Vladimir Putin’s expected return to the presidency has led many to give up on the idea of free elections in Russia. However Eurasia Foundation’s latest documentary film, showed how democracy is still possible at the local level.

Carnegie’s Russia and Eurasia Program and Eurasia Foundation hosted a special screening of Made in Berdsk: a Story of One Protest Vote, the third film in a series of short documentaries that explores regional elections in Russia. This film tracks the mayoral race in the Siberian town of Berdsk. When the front-runner from the ruling United Russia party refuses to participate in a debate organized by the local newspaper, the move backfires at the ballot box—triggering a rare runoff election against a charismatic young communist.

After the screening, Galina Komornikova of Kurier.Sreda.Berdsk and journalist Dmitry Dedyshev, both local activists from Berdsk, joined the maker of the film, Maria Eismont of New Eurasia Foundation, Peter Baker of The New York Times, and Carnegie’s Ambassador James F. Collins for a panel discussion on democracy in Russia. Carnegie’s Thomas de Waal moderated.

Countering Apathy and Cynicism

Panellists agreed that the film countered the widely held notion that ordinary people cannot affect change in Russia. But they were cautious as to whether the experience of Berdsk could be repeated at a higher level. The film demonstrated how the abolition of single-mandate seats in the State Duma had been a big blow to Russian democracy, said Collins.

Role of Debates

  • Rarity of debates: The role of the pre-election debate in Berdsk is particularly significant, considering that since United Russia came to power, pre-election debates ceased to be held, remarked Eismont. Neither Putin nor Medvedev ever participated in such debates, she added.
  • Local elections committee: In addition, the head of the city’s election committee in Berdsk played a key role in the elections by holding honest elections, Eismont said. “No one would have noticed if the votes for the United Russia candidate amounted to 51 percent instead of 45 percent,” she said. Despite his personal support for United Russia, he placed honesty in his job before any convictions or political pressure, she asserted.

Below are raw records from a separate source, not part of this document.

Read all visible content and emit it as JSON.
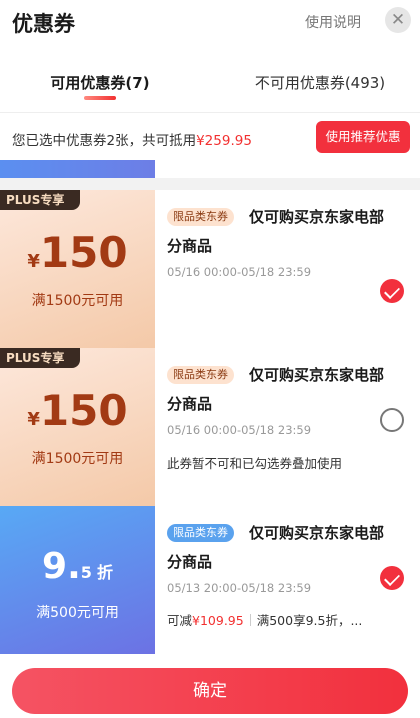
{
  "header": {
    "title": "优惠券",
    "help": "使用说明",
    "close_icon": "close-icon"
  },
  "tabs": [
    {
      "label": "可用优惠券(7)",
      "active": true
    },
    {
      "label": "不可用优惠券(493)",
      "active": false
    }
  ],
  "summary": {
    "text": "您已选中优惠券2张，共可抵用",
    "amount": "¥259.95",
    "button": "使用推荐优惠"
  },
  "coupons": [
    {
      "plus_tag": "PLUS专享",
      "currency": "¥",
      "amount": "150",
      "condition": "满1500元可用",
      "tag": "限品类东券",
      "title_line1": "仅可购买京东家电部",
      "title_line2": "分商品",
      "date": "05/16 00:00-05/18 23:59",
      "note": "",
      "selected": true
    },
    {
      "plus_tag": "PLUS专享",
      "currency": "¥",
      "amount": "150",
      "condition": "满1500元可用",
      "tag": "限品类东券",
      "title_line1": "仅可购买京东家电部",
      "title_line2": "分商品",
      "date": "05/16 00:00-05/18 23:59",
      "note": "此券暂不可和已勾选券叠加使用",
      "selected": false
    },
    {
      "discount": "9",
      "discount_dot": ".",
      "discount_decimal": "5",
      "discount_unit": "折",
      "condition": "满500元可用",
      "tag": "限品类东券",
      "title_line1": "仅可购买京东家电部",
      "title_line2": "分商品",
      "date": "05/13 20:00-05/18 23:59",
      "save_label": "可减",
      "save_amount": "¥109.95",
      "detail": "满500享9.5折，...",
      "selected": true
    }
  ],
  "footer": {
    "confirm": "确定"
  },
  "colors": {
    "accent": "#f2303d",
    "plus_card": "#f4c9a8",
    "blue_card": "#5aa2ee"
  }
}
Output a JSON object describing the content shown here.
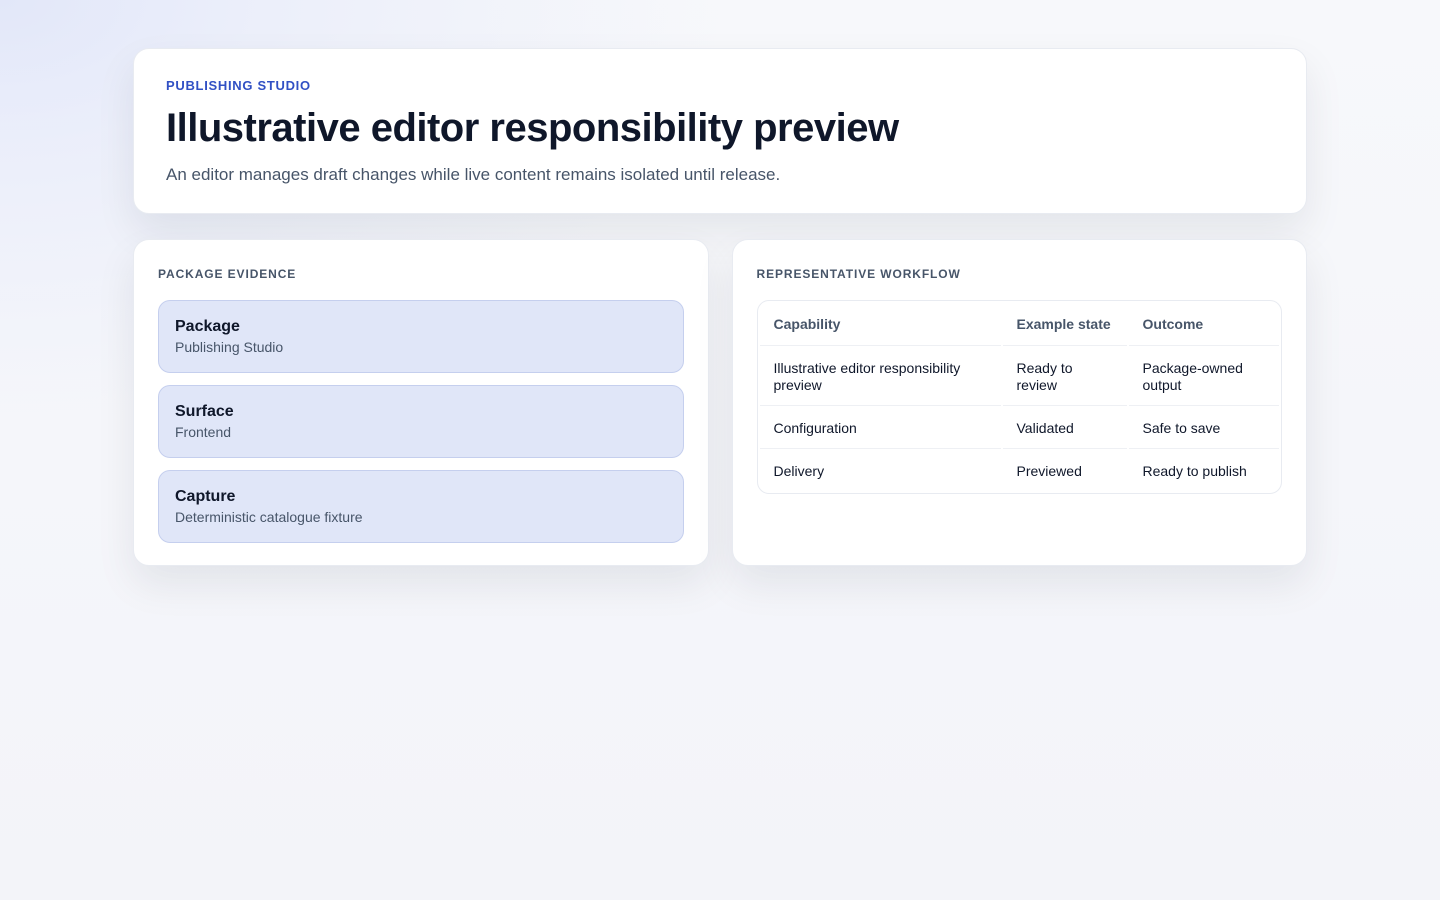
{
  "header": {
    "eyebrow": "PUBLISHING STUDIO",
    "title": "Illustrative editor responsibility preview",
    "subtitle": "An editor manages draft changes while live content remains isolated until release."
  },
  "evidence": {
    "title": "PACKAGE EVIDENCE",
    "items": [
      {
        "label": "Package",
        "value": "Publishing Studio"
      },
      {
        "label": "Surface",
        "value": "Frontend"
      },
      {
        "label": "Capture",
        "value": "Deterministic catalogue fixture"
      }
    ]
  },
  "workflow": {
    "title": "REPRESENTATIVE WORKFLOW",
    "columns": [
      "Capability",
      "Example state",
      "Outcome"
    ],
    "rows": [
      [
        "Illustrative editor responsibility preview",
        "Ready to review",
        "Package-owned output"
      ],
      [
        "Configuration",
        "Validated",
        "Safe to save"
      ],
      [
        "Delivery",
        "Previewed",
        "Ready to publish"
      ]
    ]
  }
}
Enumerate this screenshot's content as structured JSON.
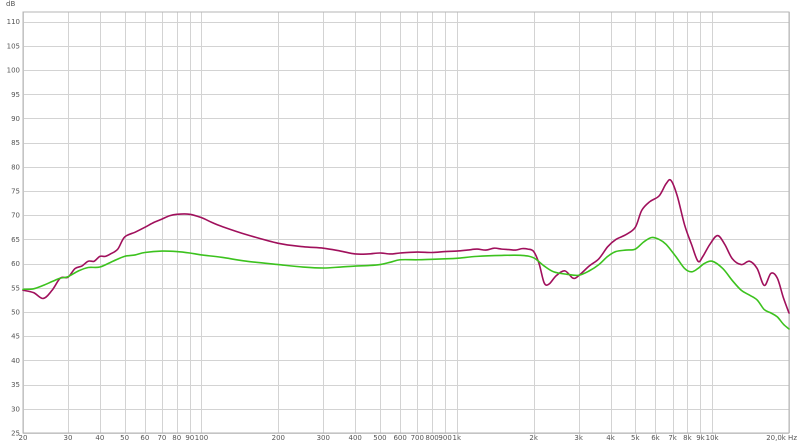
{
  "chart_data": {
    "type": "line",
    "title": "",
    "ylabel": "dB",
    "xlabel": "",
    "x_scale": "log",
    "xlim": [
      20,
      20000
    ],
    "ylim": [
      25,
      112
    ],
    "grid": true,
    "y_ticks": [
      {
        "value": 25,
        "label": "25"
      },
      {
        "value": 30,
        "label": "30"
      },
      {
        "value": 35,
        "label": "35"
      },
      {
        "value": 40,
        "label": "40"
      },
      {
        "value": 45,
        "label": "45"
      },
      {
        "value": 50,
        "label": "50"
      },
      {
        "value": 55,
        "label": "55"
      },
      {
        "value": 60,
        "label": "60"
      },
      {
        "value": 65,
        "label": "65"
      },
      {
        "value": 70,
        "label": "70"
      },
      {
        "value": 75,
        "label": "75"
      },
      {
        "value": 80,
        "label": "80"
      },
      {
        "value": 85,
        "label": "85"
      },
      {
        "value": 90,
        "label": "90"
      },
      {
        "value": 95,
        "label": "95"
      },
      {
        "value": 100,
        "label": "100"
      },
      {
        "value": 105,
        "label": "105"
      },
      {
        "value": 110,
        "label": "110"
      }
    ],
    "x_ticks": [
      {
        "value": 20,
        "label": "20"
      },
      {
        "value": 30,
        "label": "30"
      },
      {
        "value": 40,
        "label": "40"
      },
      {
        "value": 50,
        "label": "50"
      },
      {
        "value": 60,
        "label": "60"
      },
      {
        "value": 70,
        "label": "70"
      },
      {
        "value": 80,
        "label": "80"
      },
      {
        "value": 90,
        "label": "90"
      },
      {
        "value": 100,
        "label": "100"
      },
      {
        "value": 200,
        "label": "200"
      },
      {
        "value": 300,
        "label": "300"
      },
      {
        "value": 400,
        "label": "400"
      },
      {
        "value": 500,
        "label": "500"
      },
      {
        "value": 600,
        "label": "600"
      },
      {
        "value": 700,
        "label": "700"
      },
      {
        "value": 800,
        "label": "800"
      },
      {
        "value": 900,
        "label": "900"
      },
      {
        "value": 1000,
        "label": "1k"
      },
      {
        "value": 2000,
        "label": "2k"
      },
      {
        "value": 3000,
        "label": "3k"
      },
      {
        "value": 4000,
        "label": "4k"
      },
      {
        "value": 5000,
        "label": "5k"
      },
      {
        "value": 6000,
        "label": "6k"
      },
      {
        "value": 7000,
        "label": "7k"
      },
      {
        "value": 8000,
        "label": "8k"
      },
      {
        "value": 9000,
        "label": "9k"
      },
      {
        "value": 10000,
        "label": "10k"
      },
      {
        "value": 20000,
        "label": "20,0k Hz"
      }
    ],
    "series": [
      {
        "color": "#a0105c",
        "points": [
          [
            20,
            54.5
          ],
          [
            22,
            54.0
          ],
          [
            24,
            52.8
          ],
          [
            26,
            54.5
          ],
          [
            28,
            57.0
          ],
          [
            30,
            57.2
          ],
          [
            32,
            59.0
          ],
          [
            34,
            59.5
          ],
          [
            36,
            60.5
          ],
          [
            38,
            60.5
          ],
          [
            40,
            61.5
          ],
          [
            42,
            61.5
          ],
          [
            44,
            62.0
          ],
          [
            47,
            63.0
          ],
          [
            50,
            65.5
          ],
          [
            55,
            66.5
          ],
          [
            60,
            67.5
          ],
          [
            65,
            68.5
          ],
          [
            70,
            69.2
          ],
          [
            75,
            69.9
          ],
          [
            80,
            70.2
          ],
          [
            90,
            70.2
          ],
          [
            100,
            69.5
          ],
          [
            110,
            68.5
          ],
          [
            120,
            67.7
          ],
          [
            150,
            66.0
          ],
          [
            200,
            64.2
          ],
          [
            250,
            63.5
          ],
          [
            300,
            63.2
          ],
          [
            350,
            62.6
          ],
          [
            400,
            62.0
          ],
          [
            450,
            62.0
          ],
          [
            500,
            62.2
          ],
          [
            550,
            62.0
          ],
          [
            600,
            62.2
          ],
          [
            700,
            62.4
          ],
          [
            800,
            62.3
          ],
          [
            900,
            62.5
          ],
          [
            1000,
            62.6
          ],
          [
            1100,
            62.8
          ],
          [
            1200,
            63.0
          ],
          [
            1300,
            62.8
          ],
          [
            1400,
            63.2
          ],
          [
            1500,
            63.0
          ],
          [
            1600,
            62.9
          ],
          [
            1700,
            62.8
          ],
          [
            1800,
            63.1
          ],
          [
            1900,
            63.0
          ],
          [
            2000,
            62.5
          ],
          [
            2100,
            60.0
          ],
          [
            2200,
            56.0
          ],
          [
            2300,
            55.8
          ],
          [
            2450,
            57.5
          ],
          [
            2650,
            58.5
          ],
          [
            2850,
            57.0
          ],
          [
            3000,
            57.5
          ],
          [
            3300,
            59.5
          ],
          [
            3600,
            61.0
          ],
          [
            3900,
            63.5
          ],
          [
            4200,
            65.0
          ],
          [
            4600,
            66.0
          ],
          [
            5000,
            67.5
          ],
          [
            5300,
            71.0
          ],
          [
            5700,
            72.8
          ],
          [
            6200,
            74.0
          ],
          [
            6600,
            76.5
          ],
          [
            6900,
            77.2
          ],
          [
            7300,
            74.0
          ],
          [
            7800,
            68.0
          ],
          [
            8300,
            64.0
          ],
          [
            8800,
            60.5
          ],
          [
            9200,
            61.5
          ],
          [
            9800,
            64.0
          ],
          [
            10500,
            65.8
          ],
          [
            11200,
            64.0
          ],
          [
            12000,
            61.0
          ],
          [
            13000,
            59.8
          ],
          [
            14000,
            60.5
          ],
          [
            15000,
            59.0
          ],
          [
            16000,
            55.5
          ],
          [
            17000,
            58.0
          ],
          [
            18000,
            57.0
          ],
          [
            19000,
            53.0
          ],
          [
            20000,
            49.8
          ]
        ]
      },
      {
        "color": "#3cc21e",
        "points": [
          [
            20,
            54.7
          ],
          [
            22,
            54.8
          ],
          [
            24,
            55.5
          ],
          [
            26,
            56.3
          ],
          [
            28,
            57.0
          ],
          [
            30,
            57.3
          ],
          [
            33,
            58.5
          ],
          [
            36,
            59.2
          ],
          [
            40,
            59.3
          ],
          [
            45,
            60.5
          ],
          [
            50,
            61.5
          ],
          [
            55,
            61.8
          ],
          [
            60,
            62.3
          ],
          [
            70,
            62.6
          ],
          [
            80,
            62.5
          ],
          [
            90,
            62.2
          ],
          [
            100,
            61.8
          ],
          [
            120,
            61.3
          ],
          [
            150,
            60.5
          ],
          [
            200,
            59.8
          ],
          [
            250,
            59.3
          ],
          [
            300,
            59.1
          ],
          [
            350,
            59.3
          ],
          [
            400,
            59.5
          ],
          [
            450,
            59.6
          ],
          [
            500,
            59.8
          ],
          [
            550,
            60.3
          ],
          [
            600,
            60.8
          ],
          [
            700,
            60.8
          ],
          [
            800,
            60.9
          ],
          [
            900,
            61.0
          ],
          [
            1000,
            61.1
          ],
          [
            1200,
            61.5
          ],
          [
            1500,
            61.7
          ],
          [
            1800,
            61.7
          ],
          [
            2000,
            61.2
          ],
          [
            2200,
            59.5
          ],
          [
            2400,
            58.3
          ],
          [
            2700,
            57.8
          ],
          [
            3000,
            57.6
          ],
          [
            3300,
            58.5
          ],
          [
            3600,
            59.8
          ],
          [
            3900,
            61.5
          ],
          [
            4200,
            62.5
          ],
          [
            4600,
            62.8
          ],
          [
            5000,
            63.0
          ],
          [
            5400,
            64.5
          ],
          [
            5800,
            65.4
          ],
          [
            6200,
            65.0
          ],
          [
            6600,
            64.0
          ],
          [
            7200,
            61.5
          ],
          [
            7800,
            59.0
          ],
          [
            8300,
            58.3
          ],
          [
            8800,
            59.0
          ],
          [
            9300,
            60.0
          ],
          [
            10000,
            60.5
          ],
          [
            11000,
            59.0
          ],
          [
            12000,
            56.5
          ],
          [
            13000,
            54.5
          ],
          [
            14000,
            53.5
          ],
          [
            15000,
            52.5
          ],
          [
            16000,
            50.5
          ],
          [
            17000,
            49.8
          ],
          [
            18000,
            49.0
          ],
          [
            19000,
            47.5
          ],
          [
            20000,
            46.5
          ]
        ]
      }
    ]
  }
}
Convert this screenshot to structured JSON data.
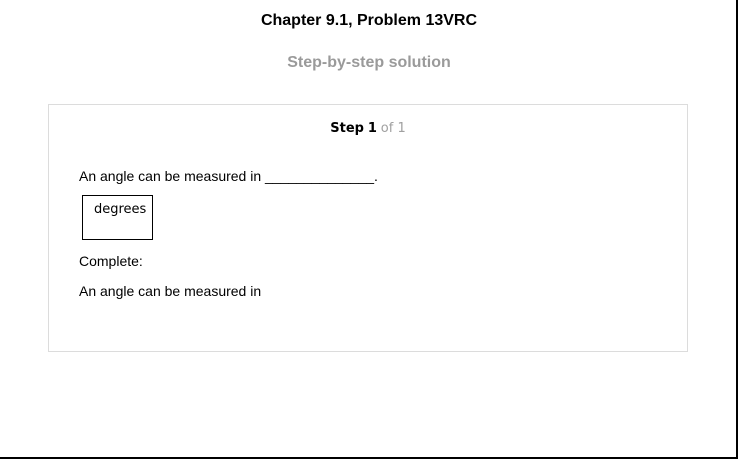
{
  "document": {
    "title": "Chapter 9.1, Problem 13VRC",
    "subtitle": "Step-by-step solution"
  },
  "step": {
    "label": "Step",
    "number": "1",
    "of_text": "of 1"
  },
  "content": {
    "question": "An angle can be measured in ______________.",
    "answer": "degrees",
    "complete_label": "Complete:",
    "completed_sentence": "An angle can be measured in"
  }
}
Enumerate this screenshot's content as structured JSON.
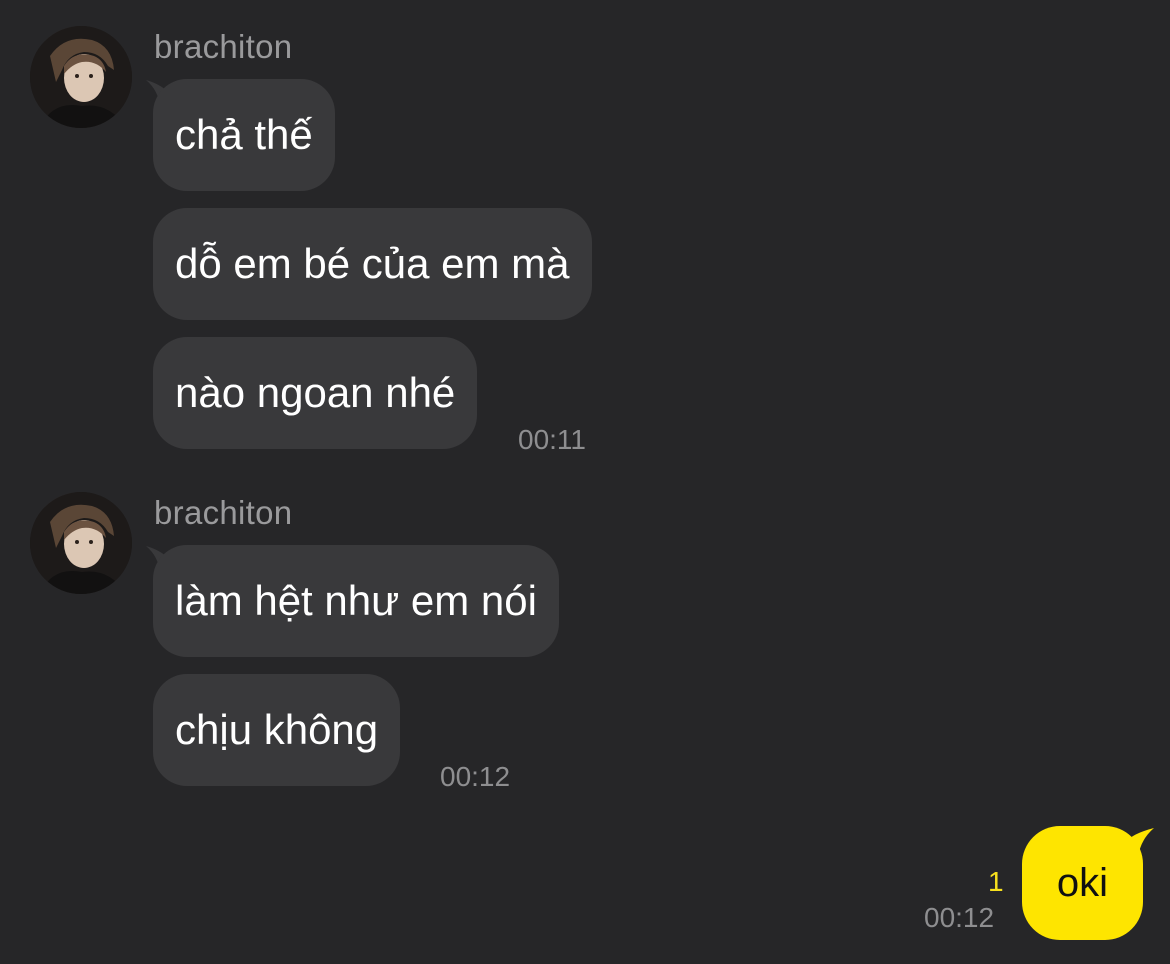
{
  "colors": {
    "background": "#262628",
    "incoming_bubble": "#39393b",
    "outgoing_bubble": "#fee500",
    "timestamp": "#8e8e90",
    "unread": "#f7e01e",
    "sender_name": "#9a9a9c"
  },
  "groups": [
    {
      "sender": "brachiton",
      "avatar_icon": "profile-photo-icon",
      "messages": [
        "chả thế",
        "dỗ em bé của em mà",
        "nào ngoan nhé"
      ],
      "time": "00:11"
    },
    {
      "sender": "brachiton",
      "avatar_icon": "profile-photo-icon",
      "messages": [
        "làm hệt như em nói",
        "chịu không"
      ],
      "time": "00:12"
    }
  ],
  "outgoing": {
    "message": "oki",
    "unread_count": "1",
    "time": "00:12"
  }
}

Life in Berdsk After Elections

  • A short-lived victory? Komornikova and Dedyshev reflected on life in Berdsk after last spring’s tumultuous elections. Although there have been positive changes enacted by local government, Komornikova remains skeptical that the current trend will continue and is wary of the growing lack of transparency in local government.
  • An independent media outlet: One of the most important issues in Russian towns like Berdsk is the presence of an independent arena where local residents can voice their concerns, added Komornikova. In contrast to national media which caters to the Kremlin, Komornikova is convinced that the local newspapers have the potential to play a watchdog role for regional governments and remain independent.